▸ **To do**: The response should be an exact repetition of all the entries.

Segment Start: Material provided

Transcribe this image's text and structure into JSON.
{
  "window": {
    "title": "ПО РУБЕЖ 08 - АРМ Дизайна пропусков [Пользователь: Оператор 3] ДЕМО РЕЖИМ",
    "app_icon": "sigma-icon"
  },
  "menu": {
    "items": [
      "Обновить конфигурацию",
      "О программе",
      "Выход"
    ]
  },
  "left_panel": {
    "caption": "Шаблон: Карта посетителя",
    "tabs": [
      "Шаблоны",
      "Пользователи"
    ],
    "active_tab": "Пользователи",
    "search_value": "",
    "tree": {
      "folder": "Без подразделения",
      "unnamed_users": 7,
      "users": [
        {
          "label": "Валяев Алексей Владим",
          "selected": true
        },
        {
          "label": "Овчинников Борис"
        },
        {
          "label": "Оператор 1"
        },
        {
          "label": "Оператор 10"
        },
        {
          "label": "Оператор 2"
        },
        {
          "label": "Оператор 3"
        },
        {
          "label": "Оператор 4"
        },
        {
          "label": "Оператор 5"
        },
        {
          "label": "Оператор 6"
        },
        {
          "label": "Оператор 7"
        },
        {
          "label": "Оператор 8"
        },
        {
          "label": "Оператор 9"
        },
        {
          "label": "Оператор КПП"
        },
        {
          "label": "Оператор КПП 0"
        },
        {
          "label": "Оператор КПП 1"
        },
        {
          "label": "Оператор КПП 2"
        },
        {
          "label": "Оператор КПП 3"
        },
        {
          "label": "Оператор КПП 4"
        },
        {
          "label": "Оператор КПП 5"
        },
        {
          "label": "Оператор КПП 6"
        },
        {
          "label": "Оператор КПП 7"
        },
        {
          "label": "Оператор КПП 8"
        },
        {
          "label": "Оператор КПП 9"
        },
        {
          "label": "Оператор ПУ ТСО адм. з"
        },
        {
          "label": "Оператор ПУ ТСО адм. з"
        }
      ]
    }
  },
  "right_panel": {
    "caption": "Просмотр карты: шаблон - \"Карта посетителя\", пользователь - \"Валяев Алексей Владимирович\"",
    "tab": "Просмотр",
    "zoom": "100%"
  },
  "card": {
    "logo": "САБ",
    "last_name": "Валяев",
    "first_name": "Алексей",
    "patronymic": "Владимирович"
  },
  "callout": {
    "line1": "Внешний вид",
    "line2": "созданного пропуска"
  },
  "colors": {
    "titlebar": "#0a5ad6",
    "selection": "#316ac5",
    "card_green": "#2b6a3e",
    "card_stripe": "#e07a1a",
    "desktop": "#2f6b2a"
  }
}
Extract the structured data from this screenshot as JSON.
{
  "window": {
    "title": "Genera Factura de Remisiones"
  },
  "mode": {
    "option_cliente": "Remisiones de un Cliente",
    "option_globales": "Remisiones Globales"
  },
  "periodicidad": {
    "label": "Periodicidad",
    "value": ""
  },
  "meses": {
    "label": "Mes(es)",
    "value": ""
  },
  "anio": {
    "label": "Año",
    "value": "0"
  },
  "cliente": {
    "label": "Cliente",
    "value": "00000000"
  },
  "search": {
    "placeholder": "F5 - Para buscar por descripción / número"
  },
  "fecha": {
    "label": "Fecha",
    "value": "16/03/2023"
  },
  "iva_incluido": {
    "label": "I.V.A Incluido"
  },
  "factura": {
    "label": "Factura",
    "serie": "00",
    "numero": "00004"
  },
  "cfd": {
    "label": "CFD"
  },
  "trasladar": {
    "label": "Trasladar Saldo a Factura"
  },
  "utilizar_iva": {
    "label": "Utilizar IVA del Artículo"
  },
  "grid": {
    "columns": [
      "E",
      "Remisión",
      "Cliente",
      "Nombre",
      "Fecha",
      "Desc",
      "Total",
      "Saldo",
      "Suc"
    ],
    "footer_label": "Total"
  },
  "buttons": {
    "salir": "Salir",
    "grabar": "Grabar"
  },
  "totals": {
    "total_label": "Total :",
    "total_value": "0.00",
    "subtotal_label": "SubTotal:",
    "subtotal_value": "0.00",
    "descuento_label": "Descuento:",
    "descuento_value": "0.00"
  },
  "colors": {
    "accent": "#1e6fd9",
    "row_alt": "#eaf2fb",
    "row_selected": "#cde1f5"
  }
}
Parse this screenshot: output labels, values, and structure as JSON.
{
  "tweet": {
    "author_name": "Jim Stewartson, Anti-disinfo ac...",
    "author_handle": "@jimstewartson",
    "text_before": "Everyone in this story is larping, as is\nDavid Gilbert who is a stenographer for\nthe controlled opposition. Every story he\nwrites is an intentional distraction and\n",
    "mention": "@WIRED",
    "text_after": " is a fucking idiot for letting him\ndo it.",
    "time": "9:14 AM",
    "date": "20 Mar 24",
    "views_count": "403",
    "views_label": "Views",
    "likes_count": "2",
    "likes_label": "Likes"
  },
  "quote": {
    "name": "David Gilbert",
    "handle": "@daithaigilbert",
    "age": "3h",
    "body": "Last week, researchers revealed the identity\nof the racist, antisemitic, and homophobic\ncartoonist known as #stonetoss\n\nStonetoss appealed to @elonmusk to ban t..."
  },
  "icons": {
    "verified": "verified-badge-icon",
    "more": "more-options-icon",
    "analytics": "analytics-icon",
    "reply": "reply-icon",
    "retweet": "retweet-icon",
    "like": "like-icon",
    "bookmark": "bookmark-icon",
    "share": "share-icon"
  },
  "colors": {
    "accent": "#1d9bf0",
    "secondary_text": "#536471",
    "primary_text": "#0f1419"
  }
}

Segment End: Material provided

▸ **Exercise response**:
Transcribe this image's text and structure into JSON.
{
  "window": {
    "title": "ПО РУБЕЖ 08 - АРМ Дизайна пропусков [Пользователь: Оператор 3] ДЕМО РЕЖИМ",
    "app_icon": "sigma-icon"
  },
  "menu": {
    "items": [
      "Обновить конфигурацию",
      "О программе",
      "Выход"
    ]
  },
  "left_panel": {
    "caption": "Шаблон: Карта посетителя",
    "tabs": [
      "Шаблоны",
      "Пользователи"
    ],
    "active_tab": "Пользователи",
    "search_value": "",
    "tree": {
      "folder": "Без подразделения",
      "unnamed_users": 7,
      "users": [
        {
          "label": "Валяев Алексей Владим",
          "selected": true
        },
        {
          "label": "Овчинников Борис"
        },
        {
          "label": "Оператор 1"
        },
        {
          "label": "Оператор 10"
        },
        {
          "label": "Оператор 2"
        },
        {
          "label": "Оператор 3"
        },
        {
          "label": "Оператор 4"
        },
        {
          "label": "Оператор 5"
        },
        {
          "label": "Оператор 6"
        },
        {
          "label": "Оператор 7"
        },
        {
          "label": "Оператор 8"
        },
        {
          "label": "Оператор 9"
        },
        {
          "label": "Оператор КПП"
        },
        {
          "label": "Оператор КПП 0"
        },
        {
          "label": "Оператор КПП 1"
        },
        {
          "label": "Оператор КПП 2"
        },
        {
          "label": "Оператор КПП 3"
        },
        {
          "label": "Оператор КПП 4"
        },
        {
          "label": "Оператор КПП 5"
        },
        {
          "label": "Оператор КПП 6"
        },
        {
          "label": "Оператор КПП 7"
        },
        {
          "label": "Оператор КПП 8"
        },
        {
          "label": "Оператор КПП 9"
        },
        {
          "label": "Оператор ПУ ТСО адм. з"
        },
        {
          "label": "Оператор ПУ ТСО адм. з"
        }
      ]
    }
  },
  "right_panel": {
    "caption": "Просмотр карты: шаблон - \"Карта посетителя\", пользователь - \"Валяев Алексей Владимирович\"",
    "tab": "Просмотр",
    "zoom": "100%"
  },
  "card": {
    "logo": "САБ",
    "last_name": "Валяев",
    "first_name": "Алексей",
    "patronymic": "Владимирович"
  },
  "callout": {
    "line1": "Внешний вид",
    "line2": "созданного пропуска"
  },
  "colors": {
    "titlebar": "#0a5ad6",
    "selection": "#316ac5",
    "card_green": "#2b6a3e",
    "card_stripe": "#e07a1a",
    "desktop": "#2f6b2a"
  }
}
Extract the structured data from this screenshot as JSON.
{
  "window": {
    "title": "Genera Factura de Remisiones"
  },
  "mode": {
    "option_cliente": "Remisiones de un Cliente",
    "option_globales": "Remisiones Globales"
  },
  "periodicidad": {
    "label": "Periodicidad",
    "value": ""
  },
  "meses": {
    "label": "Mes(es)",
    "value": ""
  },
  "anio": {
    "label": "Año",
    "value": "0"
  },
  "cliente": {
    "label": "Cliente",
    "value": "00000000"
  },
  "search": {
    "placeholder": "F5 - Para buscar por descripción / número"
  },
  "fecha": {
    "label": "Fecha",
    "value": "16/03/2023"
  },
  "iva_incluido": {
    "label": "I.V.A Incluido"
  },
  "factura": {
    "label": "Factura",
    "serie": "00",
    "numero": "00004"
  },
  "cfd": {
    "label": "CFD"
  },
  "trasladar": {
    "label": "Trasladar Saldo a Factura"
  },
  "utilizar_iva": {
    "label": "Utilizar IVA del Artículo"
  },
  "grid": {
    "columns": [
      "E",
      "Remisión",
      "Cliente",
      "Nombre",
      "Fecha",
      "Desc",
      "Total",
      "Saldo",
      "Suc"
    ],
    "footer_label": "Total"
  },
  "buttons": {
    "salir": "Salir",
    "grabar": "Grabar"
  },
  "totals": {
    "total_label": "Total :",
    "total_value": "0.00",
    "subtotal_label": "SubTotal:",
    "subtotal_value": "0.00",
    "descuento_label": "Descuento:",
    "descuento_value": "0.00"
  },
  "colors": {
    "accent": "#1e6fd9",
    "row_alt": "#eaf2fb",
    "row_selected": "#cde1f5"
  }
}
Parse this screenshot: output labels, values, and structure as JSON.
{
  "tweet": {
    "author_name": "Jim Stewartson, Anti-disinfo ac...",
    "author_handle": "@jimstewartson",
    "text_before": "Everyone in this story is larping, as is\nDavid Gilbert who is a stenographer for\nthe controlled opposition. Every story he\nwrites is an intentional distraction and\n",
    "mention": "@WIRED",
    "text_after": " is a fucking idiot for letting him\ndo it.",
    "time": "9:14 AM",
    "date": "20 Mar 24",
    "views_count": "403",
    "views_label": "Views",
    "likes_count": "2",
    "likes_label": "Likes"
  },
  "quote": {
    "name": "David Gilbert",
    "handle": "@daithaigilbert",
    "age": "3h",
    "body": "Last week, researchers revealed the identity\nof the racist, antisemitic, and homophobic\ncartoonist known as #stonetoss\n\nStonetoss appealed to @elonmusk to ban t..."
  },
  "icons": {
    "verified": "verified-badge-icon",
    "more": "more-options-icon",
    "analytics": "analytics-icon",
    "reply": "reply-icon",
    "retweet": "retweet-icon",
    "like": "like-icon",
    "bookmark": "bookmark-icon",
    "share": "share-icon"
  },
  "colors": {
    "accent": "#1d9bf0",
    "secondary_text": "#536471",
    "primary_text": "#0f1419"
  }
}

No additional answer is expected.